A new campaign is being launched in Ibiza that seeks to ban all beach clubs and hotel discos which is just… confusing.

The Spanish political party, Podemos, say that the “noisy nuisances” are a huge problem for the island of Ibiza and that they don’t line up with the Balearic government’s future idea for tourism in the region.

Podemos is pressuring the government to put in place a new law that would “put an end to beach clubs and disco hotels” that cause “serious inconvenience” to residents and tourists who just want the peace and quiet, according to The Sun (but seriously, how many people have you heard of going to Ibiza for a nice and quiet holiday?).

The Balearic government (the governing body of the Balearic Islands of which Ibiza is a part of), has revealed their new Tourism Law that is aimed at “quality rather than quantity” while also introducing a wave of environmental improvements.

What's Actually Going On?

A lot of outlets have reported the Podemos’ proposal as one of the main tenets of the new law decree, but that simply isn’t true. Podemos are simply advocating for their specific complaints, but the actual law doesn’t feature their proposals and is aimed at something a little different.

The local government is well aware of the environmental and sustainability issues facing the islands and are therefore limiting the number of tourists able to come each year. Accommodation places have to work in line with the number of tourists that the island councils have determined fit a sustainability model. For example, Mallorca can sustain a maximum of 8,486 tourists at once. While some on the island want that number reduced, it is more likely that the number will stay put and not increase.

Podemos has welcomed these coming changes as they see it as a “turning point” to redirect the tourism sector towards a “sustainable model” over time and will be “respectful” of the territory. But it isn’t enough for Podemos.

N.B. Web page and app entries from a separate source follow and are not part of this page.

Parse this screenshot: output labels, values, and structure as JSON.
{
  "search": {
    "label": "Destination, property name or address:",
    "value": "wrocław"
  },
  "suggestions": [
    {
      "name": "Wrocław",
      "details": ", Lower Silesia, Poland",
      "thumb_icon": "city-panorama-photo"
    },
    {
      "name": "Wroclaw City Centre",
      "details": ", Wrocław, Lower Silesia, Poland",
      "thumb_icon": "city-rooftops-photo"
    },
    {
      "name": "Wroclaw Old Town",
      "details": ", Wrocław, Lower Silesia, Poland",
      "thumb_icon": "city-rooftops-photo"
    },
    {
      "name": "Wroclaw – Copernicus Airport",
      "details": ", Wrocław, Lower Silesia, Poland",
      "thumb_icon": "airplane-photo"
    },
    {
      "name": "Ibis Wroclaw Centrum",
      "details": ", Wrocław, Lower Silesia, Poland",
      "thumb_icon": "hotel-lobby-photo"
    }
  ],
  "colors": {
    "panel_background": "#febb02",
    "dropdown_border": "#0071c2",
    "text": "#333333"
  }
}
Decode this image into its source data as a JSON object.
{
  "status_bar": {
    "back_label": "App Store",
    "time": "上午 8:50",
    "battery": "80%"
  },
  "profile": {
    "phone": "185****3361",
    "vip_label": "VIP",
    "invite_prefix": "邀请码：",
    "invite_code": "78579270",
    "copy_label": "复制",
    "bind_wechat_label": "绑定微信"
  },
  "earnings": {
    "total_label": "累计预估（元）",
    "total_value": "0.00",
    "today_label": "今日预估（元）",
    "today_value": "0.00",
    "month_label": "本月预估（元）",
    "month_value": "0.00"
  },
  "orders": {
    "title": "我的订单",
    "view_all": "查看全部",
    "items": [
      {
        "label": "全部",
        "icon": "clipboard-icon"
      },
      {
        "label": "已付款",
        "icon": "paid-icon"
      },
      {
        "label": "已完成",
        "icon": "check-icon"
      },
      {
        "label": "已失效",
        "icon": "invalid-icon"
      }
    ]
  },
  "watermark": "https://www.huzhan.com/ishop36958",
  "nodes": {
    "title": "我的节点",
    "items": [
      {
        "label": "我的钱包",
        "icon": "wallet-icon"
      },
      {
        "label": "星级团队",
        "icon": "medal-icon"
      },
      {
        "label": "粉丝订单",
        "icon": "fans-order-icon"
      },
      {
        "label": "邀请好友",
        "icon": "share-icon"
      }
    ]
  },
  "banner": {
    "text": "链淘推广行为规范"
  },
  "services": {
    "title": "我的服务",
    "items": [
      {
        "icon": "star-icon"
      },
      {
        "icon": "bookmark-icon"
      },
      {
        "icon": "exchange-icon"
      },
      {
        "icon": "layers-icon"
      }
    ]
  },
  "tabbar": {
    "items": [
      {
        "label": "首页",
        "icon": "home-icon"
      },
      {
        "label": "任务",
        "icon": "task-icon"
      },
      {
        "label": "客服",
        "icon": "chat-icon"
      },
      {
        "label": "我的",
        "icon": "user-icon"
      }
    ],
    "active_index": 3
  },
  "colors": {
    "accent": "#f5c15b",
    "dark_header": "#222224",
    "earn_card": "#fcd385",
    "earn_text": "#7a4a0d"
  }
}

The Proposed Spicy Bans

Spokesman, Fernando Gómez, said they want to “end the legal limbo of one of the most important problems caused by tourism on the island of Ibiza, i.e. the serious inconvenience caused by the so-called beach clubs and hotel nightclubs.”

There is a legal loophole that Podemos claim many of these venues are exploiting. The beach clubs are being held without the right licenses and with music “at full throttle” and without any legal requirement or obligation to provide soundproofing. Their “roar” can apparently be heard all around the island “much to the misfortune of the thousands of people who live there,” say Podemos. “But there are several other examples of beach bars or restaurants on other beaches that have become sources of noise and disturbance.”

Podemos are asking the government to heavily limit and regulate the activities and services of hotels and restaurants in order to exclude those that impact citizens particularly “open-air nightclubs, mainly on beaches.”

If venues don’t comply with the new rules, they can be fined or closed if they continue operate without soundproofing of some sort.

It should be noted that these propositions put forward by Podemos have not been put into law.

This seems like a long shot from Podemos and it seems very heavy handed. An outright ban on these things seems counterproductive and overall harmful to the tourist economy there given the general knowledge and reputation attributed to Ibiza as a party capital of the world.

This isn’t the first law affecting tourists on the islands. Those staying at all-inclusive hotels in Magaluf, Sant Antoni, and Playa de Palma are limited to just six drinks a day. You also can’t buy alcohol in between 9:30pm and 8am. Happy hours, pub crawls, and two-for-one drink offers are also banned.

All this has been quite popular with the locals and has been treated as a bipartisan issue spanning across the political spectrum.

Tags: